*** Begin section ***

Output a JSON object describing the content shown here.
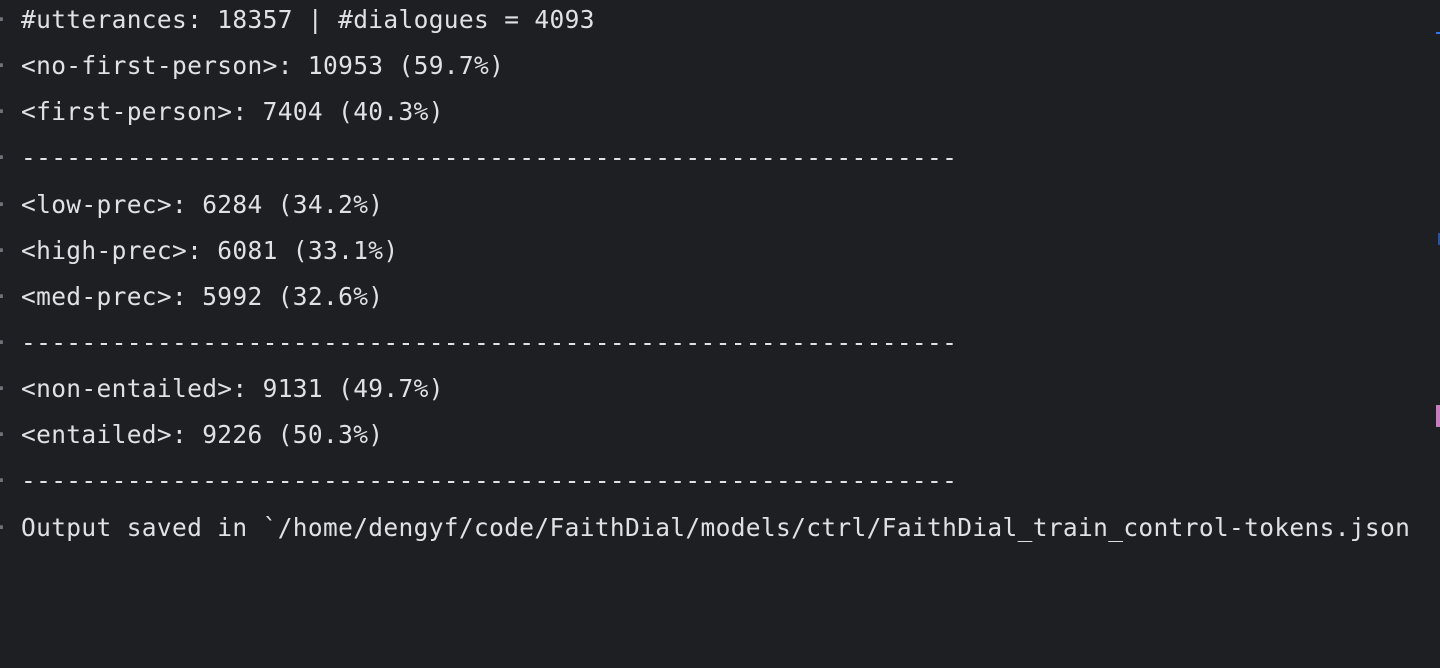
{
  "terminal": {
    "gutter_glyph": "·",
    "lines": [
      "#utterances: 18357 | #dialogues = 4093",
      "<no-first-person>: 10953 (59.7%)",
      "<first-person>: 7404 (40.3%)",
      "--------------------------------------------------------------",
      "<low-prec>: 6284 (34.2%)",
      "<high-prec>: 6081 (33.1%)",
      "<med-prec>: 5992 (32.6%)",
      "--------------------------------------------------------------",
      "<non-entailed>: 9131 (49.7%)",
      "<entailed>: 9226 (50.3%)",
      "--------------------------------------------------------------",
      "Output saved in `/home/dengyf/code/FaithDial/models/ctrl/FaithDial_train_control-tokens.json"
    ]
  },
  "colors": {
    "background": "#1e1f22",
    "text": "#dfe1e5",
    "gutter": "#6f737a",
    "marker_blue": "#3574f0",
    "marker_pink": "#c77dbb"
  }
}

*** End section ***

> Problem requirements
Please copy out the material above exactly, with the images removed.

> Response box
Output a JSON object describing the content shown here.
{
  "terminal": {
    "gutter_glyph": "·",
    "lines": [
      "#utterances: 18357 | #dialogues = 4093",
      "<no-first-person>: 10953 (59.7%)",
      "<first-person>: 7404 (40.3%)",
      "--------------------------------------------------------------",
      "<low-prec>: 6284 (34.2%)",
      "<high-prec>: 6081 (33.1%)",
      "<med-prec>: 5992 (32.6%)",
      "--------------------------------------------------------------",
      "<non-entailed>: 9131 (49.7%)",
      "<entailed>: 9226 (50.3%)",
      "--------------------------------------------------------------",
      "Output saved in `/home/dengyf/code/FaithDial/models/ctrl/FaithDial_train_control-tokens.json"
    ]
  },
  "colors": {
    "background": "#1e1f22",
    "text": "#dfe1e5",
    "gutter": "#6f737a",
    "marker_blue": "#3574f0",
    "marker_pink": "#c77dbb"
  }
}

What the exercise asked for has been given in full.